10 Nov

Running the Highlands hangs up its trail shoes

After nearly 15 years in business, Running the Highlands has announced that November’s training weekend at the Balmoral Estate was to be its last event. 

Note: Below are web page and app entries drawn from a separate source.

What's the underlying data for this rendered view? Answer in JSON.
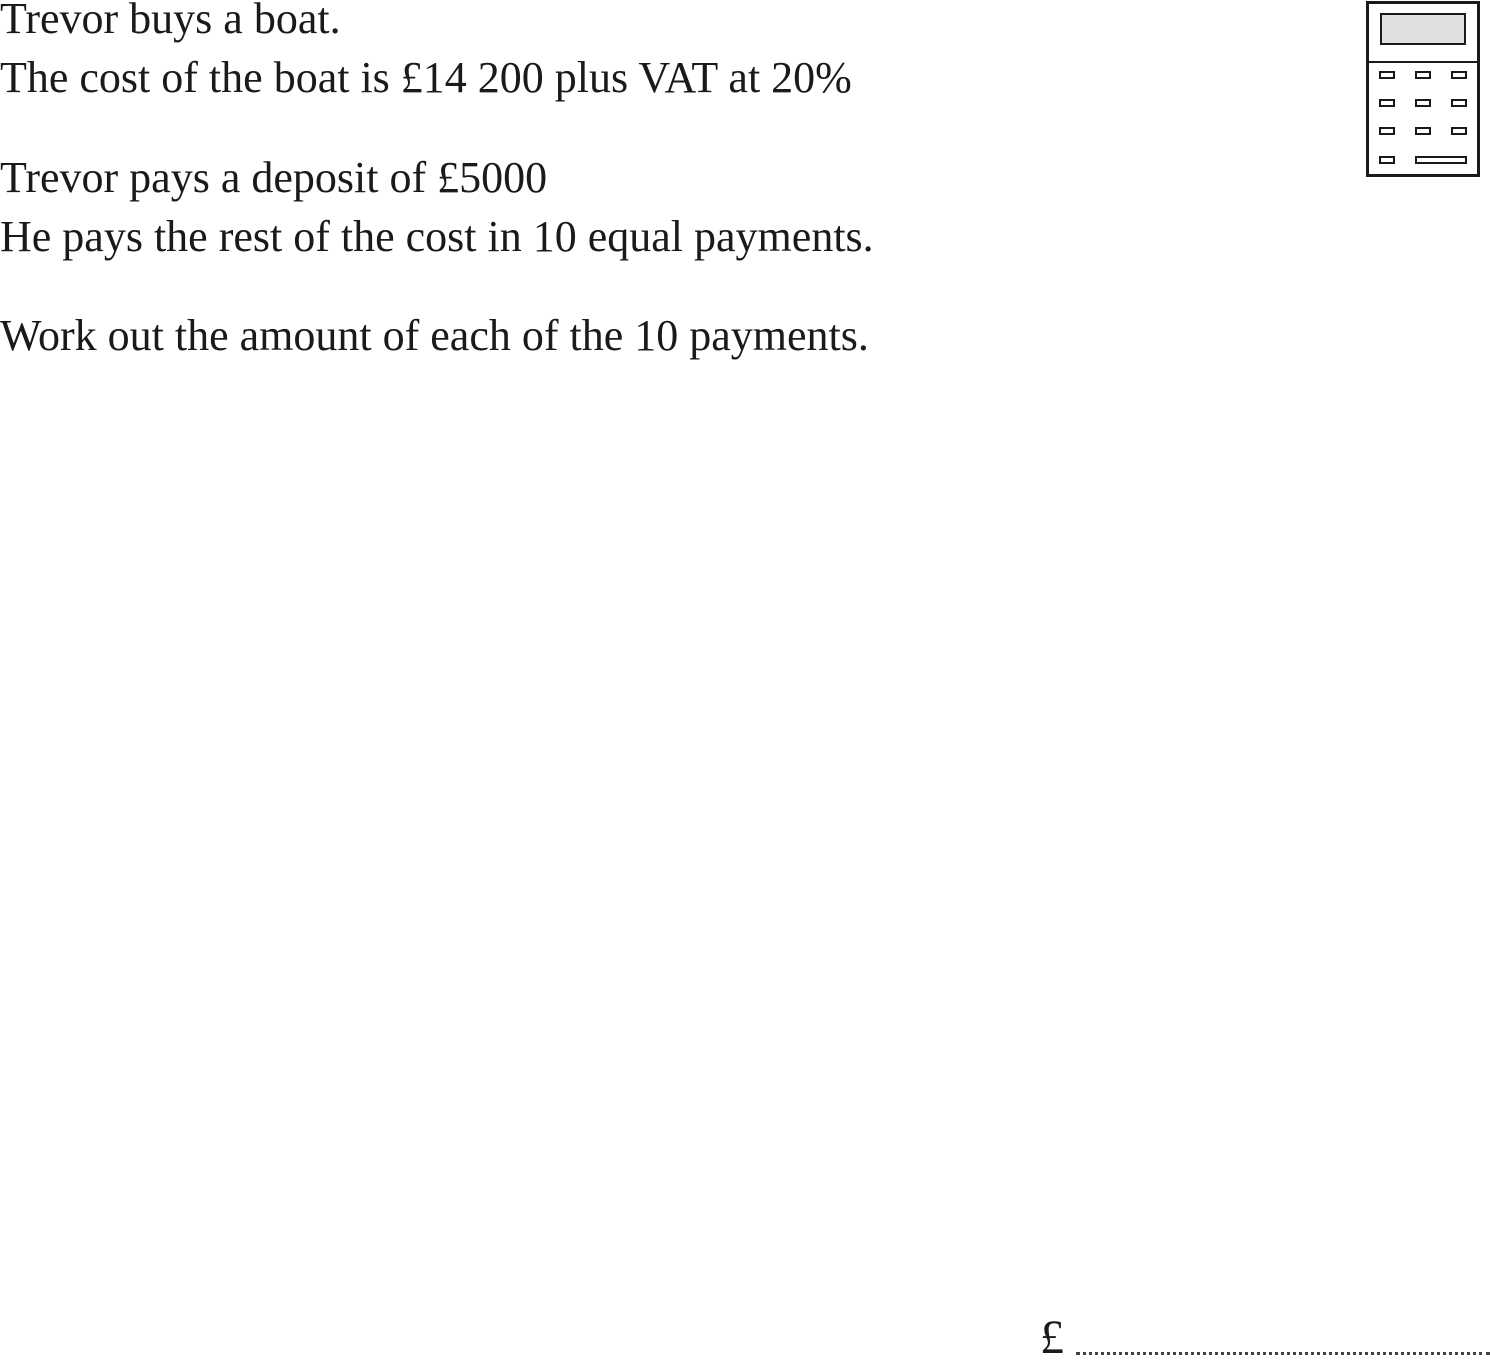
{
  "question": {
    "lines": [
      "Trevor buys a boat.",
      "The cost of the boat is £14 200 plus VAT at 20%",
      "Trevor pays a deposit of £5000",
      "He pays the rest of the cost in 10 equal payments.",
      "Work out the amount of each of the 10 payments."
    ]
  },
  "calculator_icon": {
    "icon": "calculator-icon",
    "screen_fill": "#e0e0e0",
    "stroke": "#1a1a1a"
  },
  "answer": {
    "currency": "£",
    "value": ""
  }
}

The news will come as a disappointment to the hundreds of runners from around the world who’ve been lucky enough to have enjoyed one of the company’s Highlands running tours or training weekends.
 
Owner Neil Stewart told runABC Scotland online, “There really wasn’t one thing that led me to make this decision; it was many things.
  
“I’ve been injured, one way or the other, for the last 10 years. My knees have been getting progressively worse, and now they’re knackered. For the last 18 months I’ve not been able to run at all, which has not been great, as for me so much of RTH was about being able to run with folk.
 
“A lot of people have urged me to keep going, but as a few of the hotels we use have closed too, it just seemed the right time to bring things to an end.”
 
Although RTH was very early to the market in offering guided runs and supported challenges – like their Run Across Scotland – the company was perhaps best known for its Training Weekends: a mix of workshops, guided runs and expert talks held on the Balmoral Estate.
 
Over the years Stewart welcomed some of the biggest names in athletics and distance running to Royal Deeside, from Boston Marathon pioneer Kathrine Switzer (‘incredible … one of the best talks I’ve ever heard from anyone from any walk of life’), Ron Hill (‘very different, very down to earth, and very much his own man’) and Charlie Steading (‘he broke the Olympic marathon record and won the London Marathon’), to former chief of UK Athletics and world 5000m record holder Dave Moorcroft OBE MBE, Irish athletics legend Sonia O’Sullivan and ultrarunner Susie Chan.
 
For the last-ever training weekend Stewart invited many of the Aberdeenshire-based athletes whose experience helped to make RTH such a success over the years, including Scottish marathon great Fraser Clyne, Commonwealth marathon bronze medallist Robbie Simpson and Mel Edwards MBE, whose death just before the weekend made the end of RTH all the more poignant.    
 
Stewart said: “Mel had been involved with RTH from the beginning. I didn’t know him myself when I started, but I was told to get in touch with him. I did, and we hit it off right away. It was through Mel that I met some of the speakers who’ve joined us over the years.”
 
He added: “We’ve been so lucky to have had people like Mel and Fraser join us regularly. They always had time for everyone, treating someone whose last 10k took them 75 minutes just the same as someone whose last 10k took them 30.”
 
Reflecting on the last 15 years Stewart said, “It’s been fabulous. We’ve been so lucky with all the guests we’ve had. We’ve also had the best clientele, with many people coming to RTH again and again.”
 
Stewart wouldn’t be drawn on what’s next for him, but if its anything like Running the Highlands, it’s sure to be a success.